About Open Access
Factor I Autoantibodies in Patients with Atypical Hemolytic Uremic Syndrome: Disease-Associated or an Epiphenomenon?
Lookup NU author(s)
Dr David Kavanagh
Dr Isabel Pappworth
Dr Iain Moore
Dr Eva-Maria Hunze
Dr Karim Bennaceur
Dr Lisa Strain
Professor Tim Goodship
Dr Kevin Marchbank
Kavanagh D, Pappworth IY, Anderson H, Hayes CM, Moore I, Hunze EM, Bennaceur K, Roversi P, Lea S, Strain L, Ward R, Plant N, Nailescu C, Goodship TH, Marchbank KJ
Clinical Journal of the American Society of Nephrology
Full text for this publication is not currently held within this repository. Alternative links are provided below where available.

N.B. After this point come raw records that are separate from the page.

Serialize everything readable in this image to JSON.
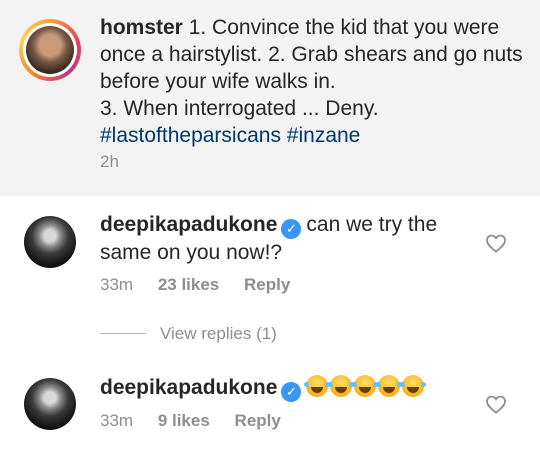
{
  "caption": {
    "username": "homster",
    "text": "1. Convince the kid that you were once a hairstylist.  2. Grab shears and go nuts before your wife walks in.",
    "line3": "3.  When interrogated ... Deny.",
    "hashtags": [
      "#lastoftheparsicans",
      "#inzane"
    ],
    "time": "2h"
  },
  "comments": [
    {
      "username": "deepikapadukone",
      "text": "can we try the same on you now!?",
      "time": "33m",
      "likes": "23 likes",
      "reply": "Reply",
      "view_replies": "View replies (1)"
    },
    {
      "username": "deepikapadukone",
      "emoji_count": 5,
      "emoji": "face-with-tears-of-joy",
      "time": "33m",
      "likes": "9 likes",
      "reply": "Reply"
    }
  ],
  "icons": {
    "verified": "verified-badge-icon",
    "like": "heart-outline-icon"
  },
  "colors": {
    "caption_bg": "#f3f3f3",
    "hashtag": "#00376b",
    "verified": "#3897f0",
    "meta": "#8e8e8e"
  }
}
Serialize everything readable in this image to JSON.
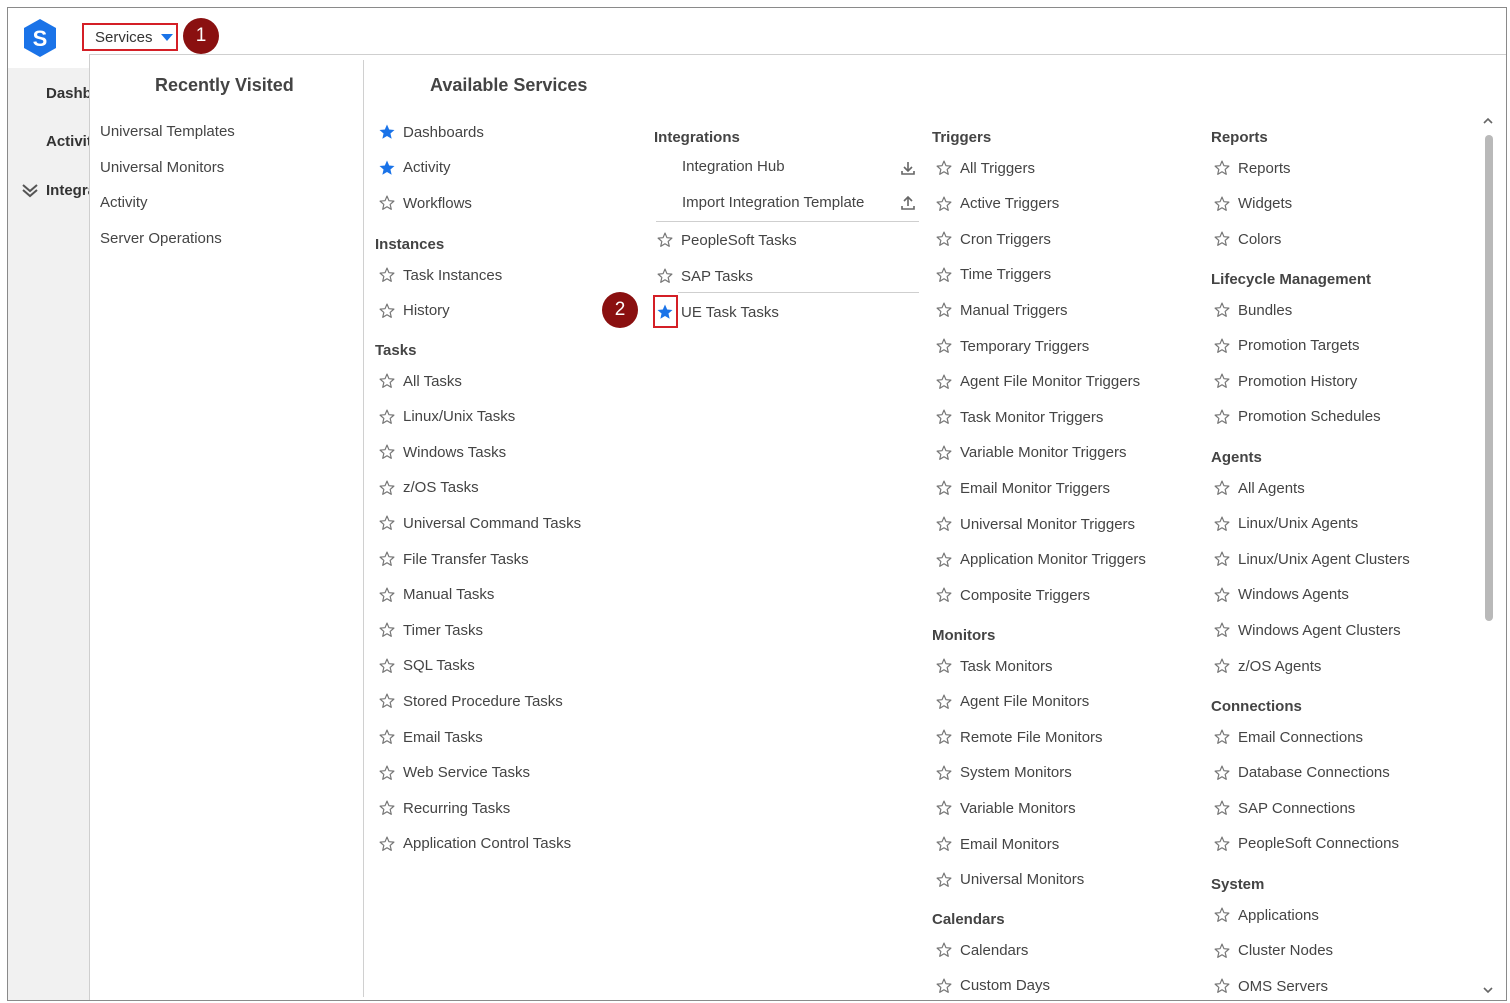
{
  "topbar": {
    "logo_letter": "S",
    "services_label": "Services"
  },
  "callouts": [
    "1",
    "2"
  ],
  "leftnav": {
    "items": [
      "Dashboards",
      "Activity",
      "Integrations"
    ]
  },
  "recently_visited": {
    "title": "Recently Visited",
    "items": [
      "Universal Templates",
      "Universal Monitors",
      "Activity",
      "Server Operations"
    ]
  },
  "available_services": {
    "title": "Available Services",
    "col1": {
      "top": [
        {
          "label": "Dashboards",
          "favorite": true
        },
        {
          "label": "Activity",
          "favorite": true
        },
        {
          "label": "Workflows",
          "favorite": false
        }
      ],
      "instances_head": "Instances",
      "instances": [
        {
          "label": "Task Instances",
          "favorite": false
        },
        {
          "label": "History",
          "favorite": false
        }
      ],
      "tasks_head": "Tasks",
      "tasks": [
        {
          "label": "All Tasks"
        },
        {
          "label": "Linux/Unix Tasks"
        },
        {
          "label": "Windows Tasks"
        },
        {
          "label": "z/OS Tasks"
        },
        {
          "label": "Universal Command Tasks"
        },
        {
          "label": "File Transfer Tasks"
        },
        {
          "label": "Manual Tasks"
        },
        {
          "label": "Timer Tasks"
        },
        {
          "label": "SQL Tasks"
        },
        {
          "label": "Stored Procedure Tasks"
        },
        {
          "label": "Email Tasks"
        },
        {
          "label": "Web Service Tasks"
        },
        {
          "label": "Recurring Tasks"
        },
        {
          "label": "Application Control Tasks"
        }
      ]
    },
    "col2": {
      "integrations_head": "Integrations",
      "integration_hub": "Integration Hub",
      "import_template": "Import Integration Template",
      "items": [
        {
          "label": "PeopleSoft Tasks",
          "favorite": false
        },
        {
          "label": "SAP Tasks",
          "favorite": false
        },
        {
          "label": "UE Task Tasks",
          "favorite": true
        }
      ]
    },
    "col3": {
      "triggers_head": "Triggers",
      "triggers": [
        {
          "label": "All Triggers"
        },
        {
          "label": "Active Triggers"
        },
        {
          "label": "Cron Triggers"
        },
        {
          "label": "Time Triggers"
        },
        {
          "label": "Manual Triggers"
        },
        {
          "label": "Temporary Triggers"
        },
        {
          "label": "Agent File Monitor Triggers"
        },
        {
          "label": "Task Monitor Triggers"
        },
        {
          "label": "Variable Monitor Triggers"
        },
        {
          "label": "Email Monitor Triggers"
        },
        {
          "label": "Universal Monitor Triggers"
        },
        {
          "label": "Application Monitor Triggers"
        },
        {
          "label": "Composite Triggers"
        }
      ],
      "monitors_head": "Monitors",
      "monitors": [
        {
          "label": "Task Monitors"
        },
        {
          "label": "Agent File Monitors"
        },
        {
          "label": "Remote File Monitors"
        },
        {
          "label": "System Monitors"
        },
        {
          "label": "Variable Monitors"
        },
        {
          "label": "Email Monitors"
        },
        {
          "label": "Universal Monitors"
        }
      ],
      "calendars_head": "Calendars",
      "calendars": [
        {
          "label": "Calendars"
        },
        {
          "label": "Custom Days"
        }
      ]
    },
    "col4": {
      "reports_head": "Reports",
      "reports": [
        {
          "label": "Reports"
        },
        {
          "label": "Widgets"
        },
        {
          "label": "Colors"
        }
      ],
      "lifecycle_head": "Lifecycle Management",
      "lifecycle": [
        {
          "label": "Bundles"
        },
        {
          "label": "Promotion Targets"
        },
        {
          "label": "Promotion History"
        },
        {
          "label": "Promotion Schedules"
        }
      ],
      "agents_head": "Agents",
      "agents": [
        {
          "label": "All Agents"
        },
        {
          "label": "Linux/Unix Agents"
        },
        {
          "label": "Linux/Unix Agent Clusters"
        },
        {
          "label": "Windows Agents"
        },
        {
          "label": "Windows Agent Clusters"
        },
        {
          "label": "z/OS Agents"
        }
      ],
      "connections_head": "Connections",
      "connections": [
        {
          "label": "Email Connections"
        },
        {
          "label": "Database Connections"
        },
        {
          "label": "SAP Connections"
        },
        {
          "label": "PeopleSoft Connections"
        }
      ],
      "system_head": "System",
      "system": [
        {
          "label": "Applications"
        },
        {
          "label": "Cluster Nodes"
        },
        {
          "label": "OMS Servers"
        }
      ]
    }
  },
  "colors": {
    "favorite_star": "#1a73e8",
    "empty_star": "#777777",
    "callout_bg": "#8a1010",
    "highlight_border": "#d41f26",
    "logo_bg": "#1a73e8"
  },
  "icons": {
    "favorite": "star-filled-icon",
    "not_favorite": "star-outline-icon",
    "download": "download-icon",
    "upload": "upload-icon"
  }
}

Background and objectivesAtypical hemolytic uremic syndrome is a disease associated with mutations in the genes encoding the complement regulators factors H and I. In addition, factor H autoantibodies have been reported in ∼10% of patients with atypical hemolytic uremic syndrome. This study searched for the presence of factor I autoantibodies in atypical hemolytic uremic syndrome.Design, setting, participants, & measurementsThis study screened 175 atypical hemolytic uremic syndrome patients for factor I autoantibodies using ELISA with confirmatory Western blotting. Functional studies using purified immunoglobulin from one patient were subsequently undertaken.ResultsFactor I autoantibodies were detected in three patients. In one patient with a high titer of autoantibody, the titer was tracked over time and was found to have no association with disease activity. This study found evidence of an immune complex of antibody and factor I in this patient, but purified IgG, isolated from current serum samples, had only a minor effect on fluid phase and cell surface complement regulation. Genetic analysis of the three patients with factor I autoantibodies revealed that they had two copies of the genes encoding factor H-related proteins 1 and 3 and therefore, did not have a deletion commonly associated with factor H autoantibodies in atypical hemolytic uremic syndrome. Two patients, however, had functionally significant mutations in complement factor H.ConclusionsThese findings reinforce the concept of multiple concurrent risk factors being associated with atypical hemolytic uremic syndrome but question whether autoantibodies per se predispose to atypical hemolytic uremic syndrome.
American Society of Nephrology
Newcastle University Library, NE2 4HQ, United Kingdom. Tel: 0044 (191) 222 7657
©2011 Newcastle University Library